“The BMA’s junior doctor committee has been clear about what it needs to hear from the government and NHS Employers to bring us back to the negotiating table. We will be continuing with our action unless the government themselves can give us the absolute assurances we seek on behalf of the doctors we represent.
“Our members and all junior doctors feel angry and let down by how they have been treated and have had enough of being treated in such an inappropriate way. The hundreds of junior doctors tonight wanted to make their views known will be left feeling further disappointment at the way they have been treated.”
Around the same time, an interesting letter was leaked onto social media by final year medical students, who had received an email which many took as having subtle undertones warning them to be “professional” and implying that they should concentrate on their exams rather than be involved in protesting against the implementation of the new contract. Very similar emails were circulated by multiple medical schools. One of which reportedly included:
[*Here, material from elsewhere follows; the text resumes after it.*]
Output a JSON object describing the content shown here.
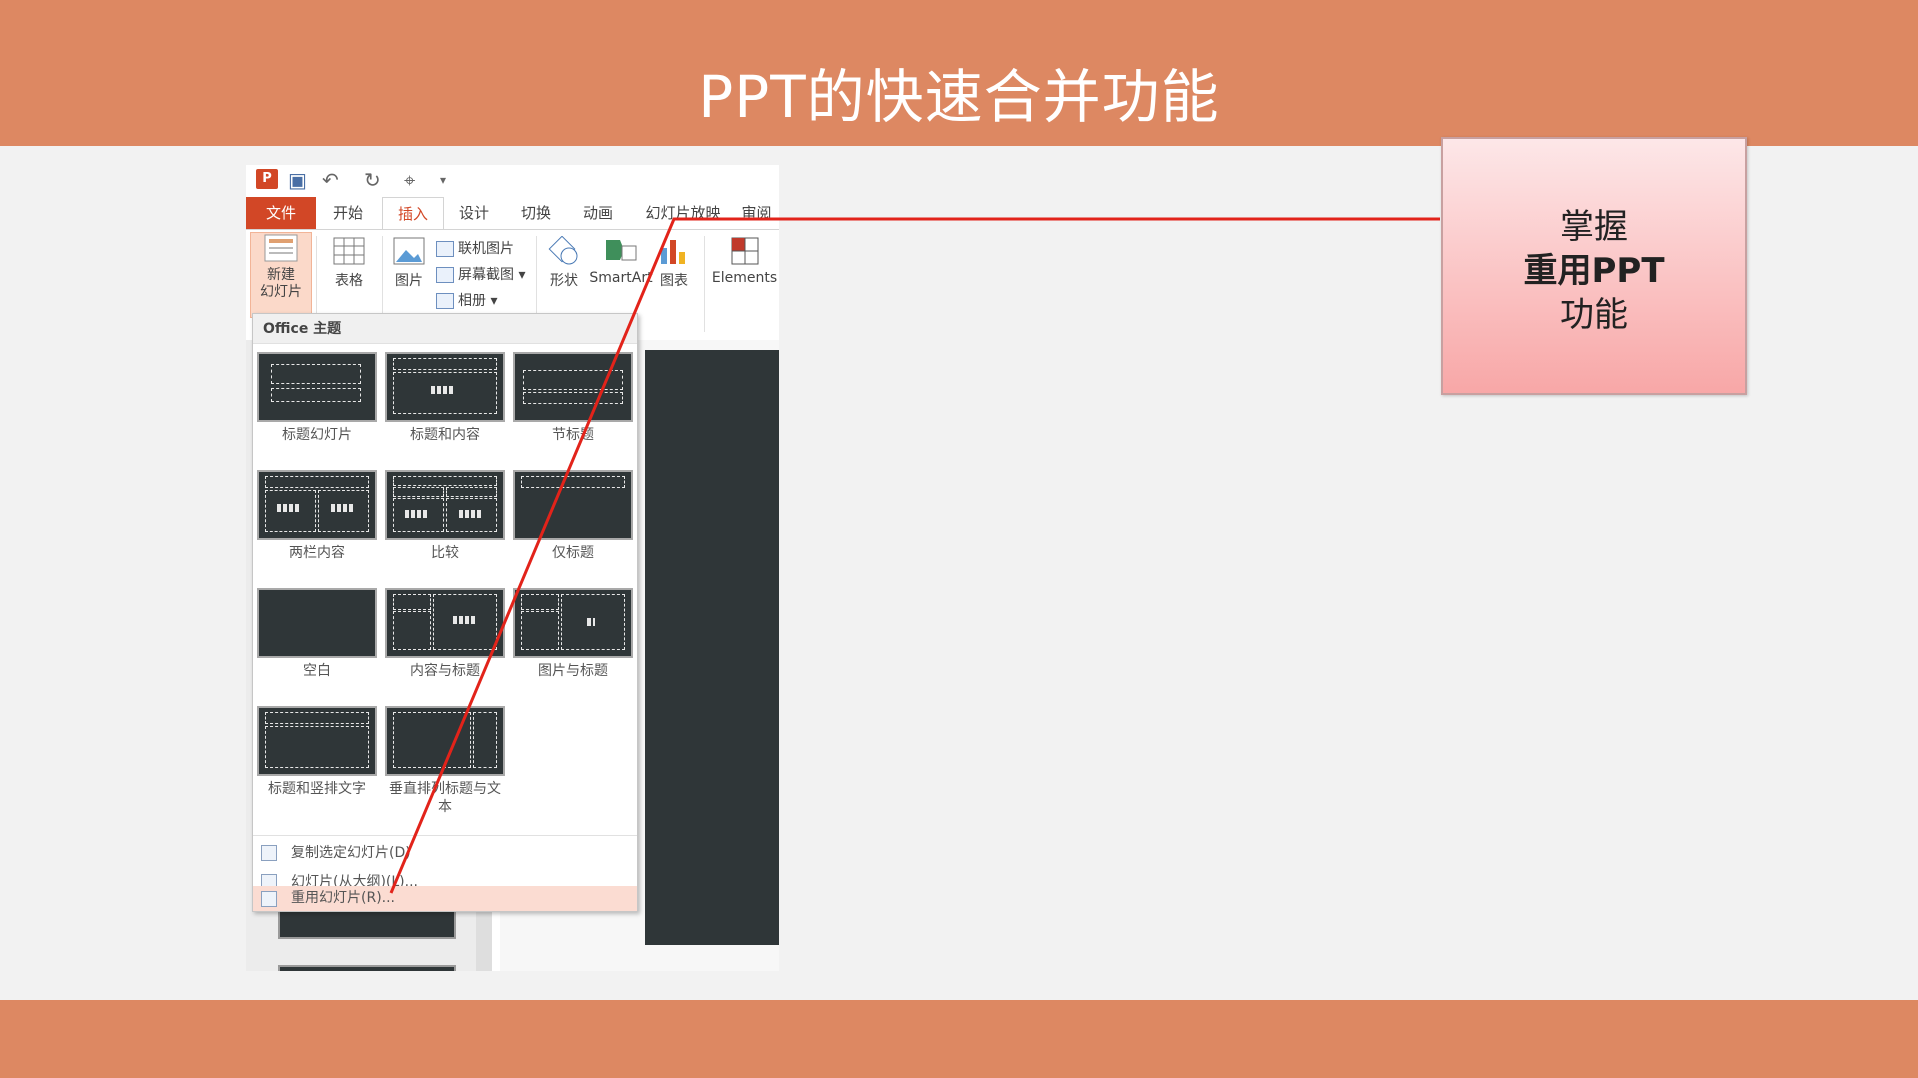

“The priority for medical students is to get on with your studies and pass the assessments. A medical degree carries with it many opportunities. It would be unwise to put this at risk. Whatever the present difficulties, the public continues to respect work carried out by doctors. Once qualified you will be in a strong position to contribute to the enhancement of the role of doctors in the NHS and to do so in a manner that benefits patients.”
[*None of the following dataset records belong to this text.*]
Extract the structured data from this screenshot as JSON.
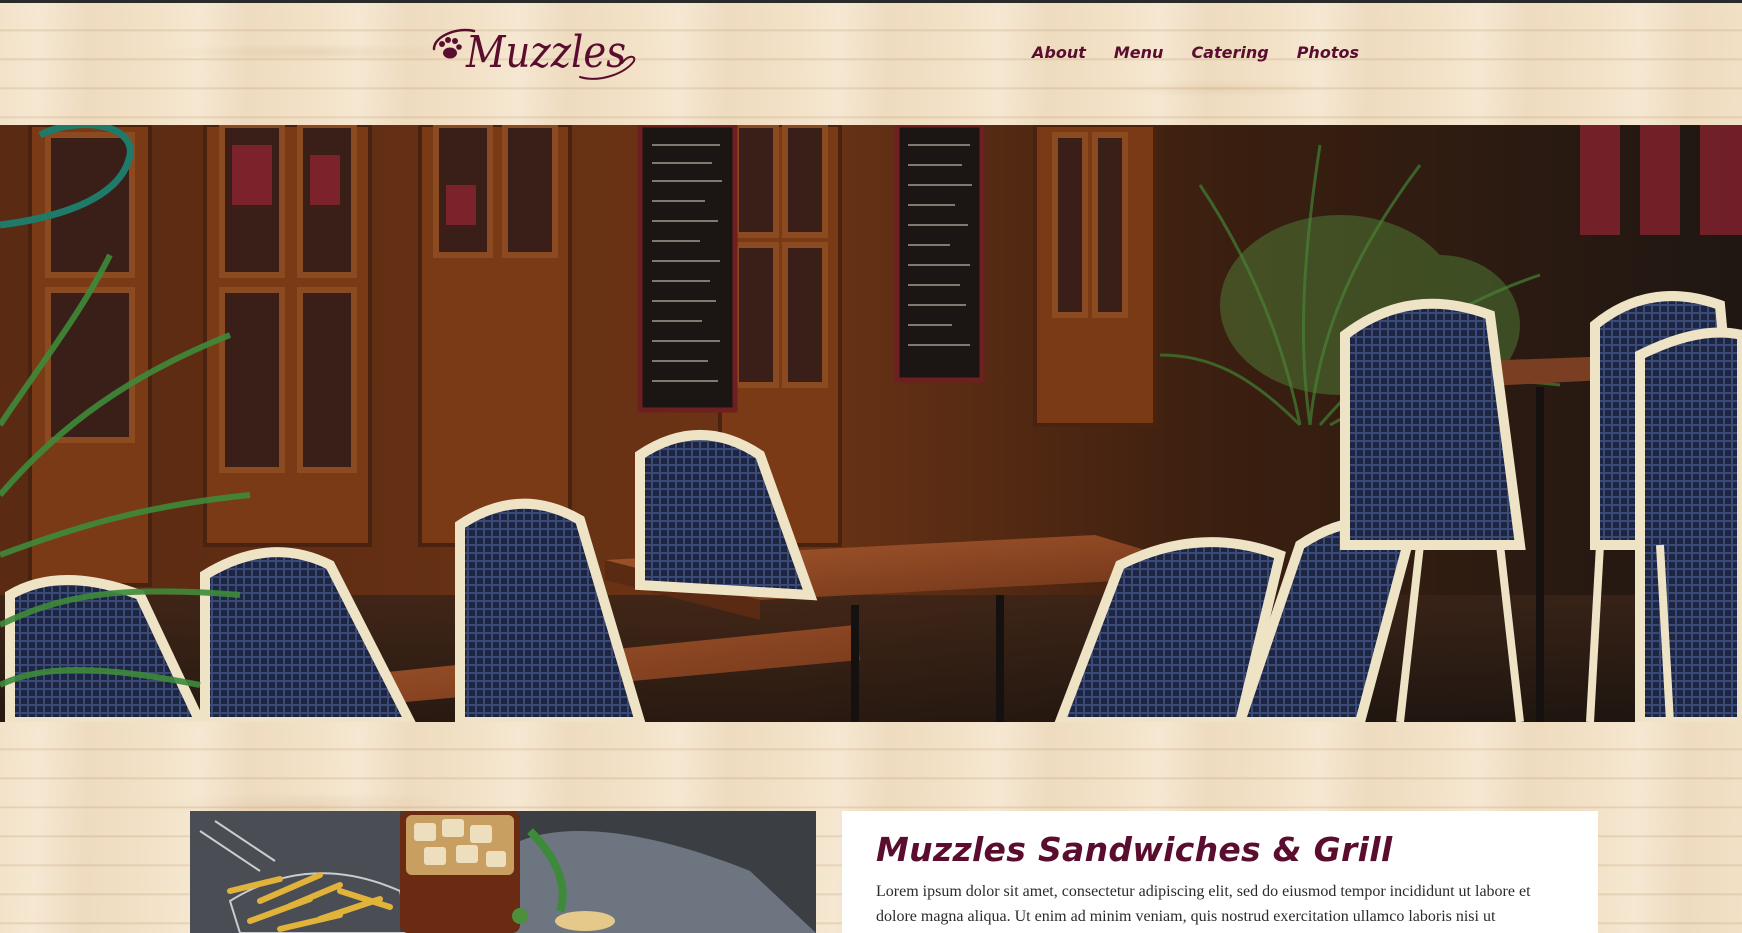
{
  "brand": {
    "name": "Muzzles",
    "color": "#5a0d2e",
    "logo_icon": "paw-print-icon"
  },
  "nav": {
    "items": [
      {
        "label": "About"
      },
      {
        "label": "Menu"
      },
      {
        "label": "Catering"
      },
      {
        "label": "Photos"
      }
    ]
  },
  "hero": {
    "image": "outdoor-cafe-terrace-photo"
  },
  "intro": {
    "title": "Muzzles Sandwiches & Grill",
    "body": "Lorem ipsum dolor sit amet, consectetur adipiscing elit, sed do eiusmod tempor incididunt ut labore et dolore magna aliqua. Ut enim ad minim veniam, quis nostrud exercitation ullamco laboris nisi ut",
    "image": "fries-and-iced-drink-photo"
  },
  "colors": {
    "background": "#f3e2c8",
    "accent": "#5a0d2e",
    "card": "#ffffff"
  }
}
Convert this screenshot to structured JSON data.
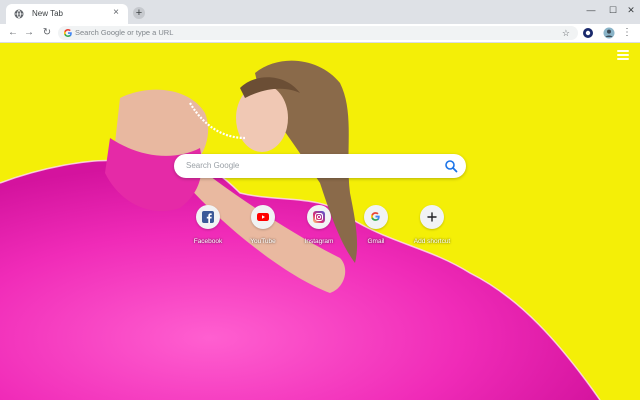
{
  "browser": {
    "tab": {
      "title": "New Tab",
      "close": "×"
    },
    "new_tab": "+",
    "window_controls": {
      "minimize": "—",
      "maximize": "☐",
      "close": "✕"
    },
    "nav": {
      "back": "←",
      "forward": "→",
      "reload": "↻"
    },
    "omnibox": {
      "placeholder": "Search Google or type a URL",
      "star": "☆"
    },
    "menu": "⋮"
  },
  "page": {
    "search_placeholder": "Search Google",
    "shortcuts": [
      {
        "label": "Facebook",
        "icon": "facebook-icon"
      },
      {
        "label": "YouTube",
        "icon": "youtube-icon"
      },
      {
        "label": "Instagram",
        "icon": "instagram-icon"
      },
      {
        "label": "Gmail",
        "icon": "google-icon"
      },
      {
        "label": "Add shortcut",
        "icon": "plus-icon"
      }
    ]
  },
  "colors": {
    "background": "#f4ef07",
    "dress": "#ef2fb5",
    "accent": "#1a73e8"
  }
}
As one medical student, quoted in a Guardian article, commented:
“This email says more about medical schools’ concern for reputation, and the desire to look polished, than producing conscientious doctors. I happen to believe that the role of doctor includes being an advocate, at a patient and population level. Knowing what is best for patient safety is not an academic exercise, it needs to be practiced clinically and fought for when threatened.”
However, far from stifling discussion, the letter led to further irritation and dismay amongst doctors and the Medical Schools Council, which admitted to being behind the letters, denied that these were supposed to carry an intimidating message and, according to a Guardian article, described “the wording as regrettable”.
Protect the NHS! Support the junior doctors!
Junior doctors are considering leaving the country. In that particular respect, they are a privileged group of workers who are more easily able to take their labour elsewhere to sell in more favourable conditions. A ballot on industrial action will take place in the next few weeks. Fortunately. thus far, coverage in the media, left and right, has generally taken a sympathetic slant to the plight of junior doctors.
The BMA is one of few unions not affiliated to the Trades Union Council and it is a sign of the times to see its ranks swell and its members politicised and brought into the class struggle. It is inspiring to see so many taking the lead and independently organising resistance, marches, and petitions. Hopefully this will bring doctors closer to other healthcare workers and to the unions in general and help to bring about a greater change in consciousness.
Industrial action in defence of our patients and working conditions is just the first essential step along a long journey. It is also necessary to join with other health worker unions fighting against the threat of further austerity, and it is crucial doctors realise that the crises they are currently battling against are a consequence of a flawed capitalist system which puts profit before people. Such crises beg the questions of why healthcare workers who operate at the coalface can’t be involved in the running, planning and allocating of resources of the health service, rather than giving these responsibilities to external managers, especially those who have no background in health.
Strikes and industrial action to protect patients and working conditions are vital. But these are only a means to an end in the struggle for common ownership, self respect and socialism.